MOT checklist: how to keep your car roadworthy
The government has announced a six-month exemption from MOT testing to aid essential travel during the coronavirus pandemic.
From 30 March, all car, motorbike and van MOT expiry dates will be extended by six months.
So if your MOT was due on 1 April, it'll now be due on 1 October. The new MOT date won't appear until your original expiry date has passed.
This means drivers can continue to travel to work if working from home isn’t possible. The extension will run until March 2021.
If your MOT expires before 30 March, you should still book an MOT if you're able to do so. Visit GOV.UK for more information.
Transport Secretary Grant Shapps said:
“We must ensure those on the frontline of helping the nation combat COVID-19 are able to do so.
“Allowing this temporary exemption from vehicle testing will enable vital services such as deliveries to continue, frontline workers to get to work, and people to get essential food and medicine.
“Safety is key, which is why garages will remain open for essential repair work.”
Remember, during this time you should only leave your home for reasons set out in the government guidance.
You'll still need to make sure your car has valid tax. Find out how to tax your car.
You should also keep your vehicle in a roadworthy condition, as you can still be prosecuted for driving an unsafe vehicle.
If you're not sure when your MOT is due, you can check it with our MOT status tool.
Here are some things you can do at home to keep your car safe and roadworthy.
A mechanic would usually check these areas:
Vehicle identification number (VIN)
Steering and suspension
Wipers and washers
Seat belts and seats
Wheels and tyres
Often a car fails its MOT test because of a simple fault that's easily solved.
Here’s some checks you can do at home:
Check if all lights are working correctly. This includes:
If you've any bulbs that have blown, check your car’s manual to see if you can replace them yourself.
Check that all warning lights on your dash are working too.
READ MORE: Dashboard warning lights explained
Vehicle body and tyres
Take a look at the petrol inlet filler cap. The petrol inlet is where the fuel goes, and the filler cap is what you screw onto it. Look out for any damage to the seal around the cap.
Check if the horn works. It should be loud and clear.
Test the brakes, handbrake and steering wheel. The steering wheel shouldn’t feel loose, and the handbrake shouldn’t pull up too high.
Check all tyres are the correct pressure. Also, check if the tyre tread depth is at least 1.6mm – the legal limit.
Windows and mirrors
Nothing should obstruct your view of the road. Check wiper blades for damage. If they're worn, you can replace them yourself using your vehicle handbook for reference.
Remove sat nav cradles, stickers and air fresheners if they block your view.
Mirrors should be secure and intact.
Cleaning your car
Registration plates must be readable and in good condition. If you own a personalised number plate, make sure it still meets the DVLA’s requirements.
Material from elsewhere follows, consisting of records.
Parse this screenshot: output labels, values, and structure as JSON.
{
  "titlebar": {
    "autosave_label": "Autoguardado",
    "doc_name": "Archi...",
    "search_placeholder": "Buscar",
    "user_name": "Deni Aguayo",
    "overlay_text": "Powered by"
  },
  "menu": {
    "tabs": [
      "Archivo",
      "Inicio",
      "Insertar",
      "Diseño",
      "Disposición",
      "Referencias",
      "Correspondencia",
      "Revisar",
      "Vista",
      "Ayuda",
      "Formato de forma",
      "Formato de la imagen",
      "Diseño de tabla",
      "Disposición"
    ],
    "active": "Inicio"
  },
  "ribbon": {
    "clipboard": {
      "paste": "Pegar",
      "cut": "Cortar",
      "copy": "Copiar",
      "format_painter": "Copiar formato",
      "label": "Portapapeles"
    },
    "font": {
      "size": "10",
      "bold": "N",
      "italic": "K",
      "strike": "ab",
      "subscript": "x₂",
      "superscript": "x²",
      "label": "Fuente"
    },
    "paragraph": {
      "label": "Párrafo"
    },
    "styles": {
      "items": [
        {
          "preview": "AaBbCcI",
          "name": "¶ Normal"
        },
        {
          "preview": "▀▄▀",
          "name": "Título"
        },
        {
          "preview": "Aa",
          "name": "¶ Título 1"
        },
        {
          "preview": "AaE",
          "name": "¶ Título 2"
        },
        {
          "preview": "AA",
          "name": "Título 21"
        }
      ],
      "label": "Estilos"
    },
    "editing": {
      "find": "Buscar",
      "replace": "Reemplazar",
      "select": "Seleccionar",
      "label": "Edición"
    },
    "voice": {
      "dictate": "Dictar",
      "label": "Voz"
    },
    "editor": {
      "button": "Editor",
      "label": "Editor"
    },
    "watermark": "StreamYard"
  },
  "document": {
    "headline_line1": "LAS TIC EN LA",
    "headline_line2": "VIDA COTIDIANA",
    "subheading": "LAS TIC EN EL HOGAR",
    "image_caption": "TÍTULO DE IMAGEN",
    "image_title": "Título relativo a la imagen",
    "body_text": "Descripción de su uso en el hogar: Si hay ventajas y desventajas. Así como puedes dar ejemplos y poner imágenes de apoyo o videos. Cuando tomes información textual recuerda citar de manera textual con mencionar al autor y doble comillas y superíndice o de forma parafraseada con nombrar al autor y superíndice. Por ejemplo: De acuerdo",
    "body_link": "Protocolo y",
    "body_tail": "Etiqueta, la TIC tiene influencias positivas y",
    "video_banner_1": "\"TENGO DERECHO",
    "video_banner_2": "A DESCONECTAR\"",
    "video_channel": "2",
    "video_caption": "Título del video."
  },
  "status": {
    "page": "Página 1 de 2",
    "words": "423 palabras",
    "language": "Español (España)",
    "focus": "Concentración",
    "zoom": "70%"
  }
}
Make sure the car is presentable, inside and out. If your car is dirty and full of clutter the tester can refuse to carry out the inspection.
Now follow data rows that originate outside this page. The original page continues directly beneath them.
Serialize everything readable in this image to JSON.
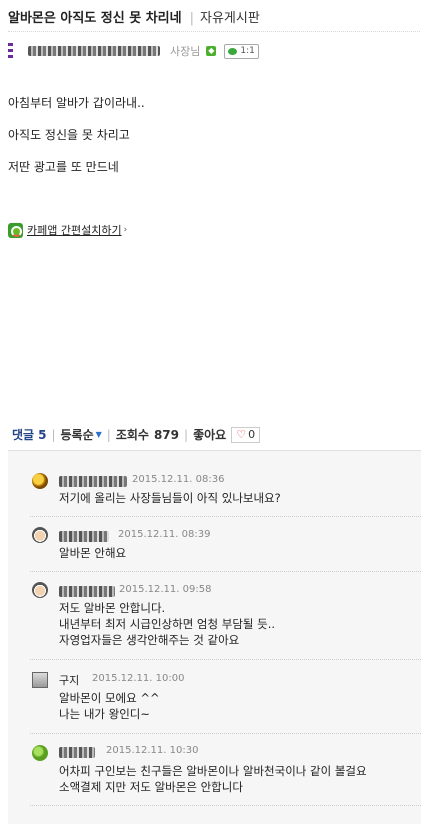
{
  "post": {
    "title": "알바몬은 아직도 정신 못 차리네",
    "board": "자유게시판",
    "author_grade": "사장님",
    "comment_count_chip": "1:1",
    "lines": [
      "아침부터 알바가 갑이라내..",
      "아직도 정신을 못 차리고",
      "저딴 광고를 또 만드네"
    ],
    "app_link": "카페앱 간편설치하기"
  },
  "stats": {
    "comment_label": "댓글",
    "comment_count": "5",
    "sort_label": "등록순",
    "view_label": "조회수",
    "view_count": "879",
    "like_label": "좋아요",
    "like_count": "0"
  },
  "comments": [
    {
      "date": "2015.12.11. 08:36",
      "lines": [
        "저기에 올리는 사장들님들이 아직 있나보내요?"
      ],
      "avatar": "gold-coin-icon"
    },
    {
      "date": "2015.12.11. 08:39",
      "lines": [
        "알바몬 안해요"
      ],
      "avatar": "face-icon"
    },
    {
      "date": "2015.12.11. 09:58",
      "lines": [
        "저도 알바몬 안합니다.",
        "내년부터 최저 시급인상하면 엄청 부담될 듯..",
        "자영업자들은 생각안해주는 것 같아요"
      ],
      "avatar": "face-icon"
    },
    {
      "nick": "구지",
      "date": "2015.12.11. 10:00",
      "lines": [
        "알바몬이 모에요 ^^",
        "나는 내가 왕인디~"
      ],
      "avatar": "calculator-icon"
    },
    {
      "date": "2015.12.11. 10:30",
      "lines": [
        "어차피 구인보는 친구들은 알바몬이나 알바천국이나 같이 볼걸요",
        "소액결제 지만 저도 알바몬은 안합니다"
      ],
      "avatar": "leaf-icon"
    }
  ],
  "colors": {
    "accent_blue": "#224488",
    "level_purple": "#6a2aa0",
    "heart_red": "#e04040"
  }
}
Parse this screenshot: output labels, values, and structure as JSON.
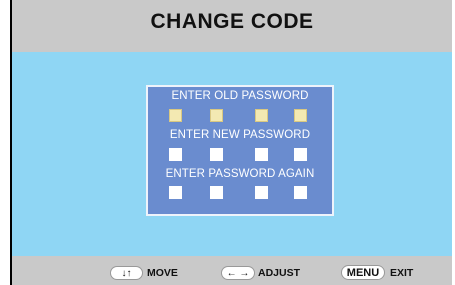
{
  "title": "CHANGE CODE",
  "panel": {
    "old_password_label": "ENTER OLD PASSWORD",
    "new_password_label": "ENTER NEW PASSWORD",
    "again_password_label": "ENTER PASSWORD AGAIN"
  },
  "footer": {
    "move_key": "↓↑",
    "move_label": "MOVE",
    "adjust_key": "← →",
    "adjust_label": "ADJUST",
    "menu_key": "MENU",
    "exit_label": "EXIT"
  },
  "colors": {
    "title_bar": "#c9c9c9",
    "background": "#8fd6f4",
    "panel": "#6a8ccf",
    "filled_slot": "#f3e9b2"
  }
}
The Vehicle Identification Number (VIN) should match the VIN in your car’s log book.
What happens after the test?
When the tests eventually resume, you'll get a list with everything the mechanic has tested along with the result. The result will either be:
Pass with advisories
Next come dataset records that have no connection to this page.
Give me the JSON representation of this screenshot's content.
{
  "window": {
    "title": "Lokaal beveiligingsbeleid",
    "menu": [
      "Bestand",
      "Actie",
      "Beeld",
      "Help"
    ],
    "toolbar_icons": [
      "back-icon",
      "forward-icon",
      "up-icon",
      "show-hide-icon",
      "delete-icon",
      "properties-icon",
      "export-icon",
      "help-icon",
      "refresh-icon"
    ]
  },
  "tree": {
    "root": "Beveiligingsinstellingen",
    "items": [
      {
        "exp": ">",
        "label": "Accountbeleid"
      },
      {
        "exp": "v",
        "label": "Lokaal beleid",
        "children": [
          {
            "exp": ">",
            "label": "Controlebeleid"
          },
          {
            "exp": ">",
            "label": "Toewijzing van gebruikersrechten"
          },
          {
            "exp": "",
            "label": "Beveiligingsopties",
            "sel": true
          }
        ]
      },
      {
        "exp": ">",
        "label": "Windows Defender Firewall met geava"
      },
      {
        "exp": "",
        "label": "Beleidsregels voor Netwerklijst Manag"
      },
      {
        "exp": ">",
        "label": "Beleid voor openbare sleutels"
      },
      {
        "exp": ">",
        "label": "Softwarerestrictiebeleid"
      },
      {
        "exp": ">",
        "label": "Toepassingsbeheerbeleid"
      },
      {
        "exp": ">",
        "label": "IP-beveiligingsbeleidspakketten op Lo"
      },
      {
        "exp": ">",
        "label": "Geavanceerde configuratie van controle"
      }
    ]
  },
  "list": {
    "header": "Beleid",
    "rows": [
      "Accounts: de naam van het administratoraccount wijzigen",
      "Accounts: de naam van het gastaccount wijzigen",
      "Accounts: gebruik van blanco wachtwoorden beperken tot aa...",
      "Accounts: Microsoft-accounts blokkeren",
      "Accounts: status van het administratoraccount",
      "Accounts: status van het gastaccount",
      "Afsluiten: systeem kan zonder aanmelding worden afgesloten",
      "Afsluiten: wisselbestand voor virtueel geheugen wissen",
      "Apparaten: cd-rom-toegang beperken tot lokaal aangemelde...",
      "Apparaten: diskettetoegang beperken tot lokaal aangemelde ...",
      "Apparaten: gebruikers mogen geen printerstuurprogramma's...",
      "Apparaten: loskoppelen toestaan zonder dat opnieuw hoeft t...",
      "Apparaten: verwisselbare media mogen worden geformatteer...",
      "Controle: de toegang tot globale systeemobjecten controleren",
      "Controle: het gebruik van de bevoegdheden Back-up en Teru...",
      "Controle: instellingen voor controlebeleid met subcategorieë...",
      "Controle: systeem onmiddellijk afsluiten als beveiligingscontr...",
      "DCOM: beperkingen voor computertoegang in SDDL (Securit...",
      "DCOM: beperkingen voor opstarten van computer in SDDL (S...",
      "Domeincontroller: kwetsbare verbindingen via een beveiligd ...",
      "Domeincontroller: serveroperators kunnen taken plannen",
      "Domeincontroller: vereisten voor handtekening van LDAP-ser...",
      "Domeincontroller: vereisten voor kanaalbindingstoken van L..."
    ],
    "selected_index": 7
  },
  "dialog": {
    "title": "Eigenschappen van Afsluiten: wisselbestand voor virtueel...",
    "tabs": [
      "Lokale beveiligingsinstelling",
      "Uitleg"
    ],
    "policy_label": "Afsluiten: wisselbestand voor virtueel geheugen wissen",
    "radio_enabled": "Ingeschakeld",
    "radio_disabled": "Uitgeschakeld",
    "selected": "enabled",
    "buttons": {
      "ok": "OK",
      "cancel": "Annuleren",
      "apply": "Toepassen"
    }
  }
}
Pass with minor faults
Fail with major or dangerous faults
What if your car fails its MOT?
If your car comes back with major or dangerous faults, you’ll have to get each issue fixed before you use the car.
Once fixed you'll need to MOT your car again. This time they’ll only test the faults discovered during the first test.
The MOT test can also identify other, less immediate problems. These will appear as ‘minor faults’ on your certificate.
Minor faults aren’t yet serious enough to cause your car to fail its MOT. For example, if you have worn tyres, but they're not worn below the legal limit.
After an MOT your pockets might be a little lighter. But it’s a good idea to get the minor faults sorted a month or so after the initial test.
That way the faults won’t develop and put you in danger. You stand a better chance of passing it the following year too.
What happens when I pass my MOT?
Your garage will give you an MOT test certificate and you’re legal to drive off. Hurrah!
Your test centre will send the results to a central database. Here, you can check the MOT status of your vehicle whenever you need to or set up an email alert to remind you when it's due.
Check-ups and servicing are great for keeping your car healthy, so it's wise to keep them up. That way you stand better chance of passing your MOT, and spread out the cost of repairs.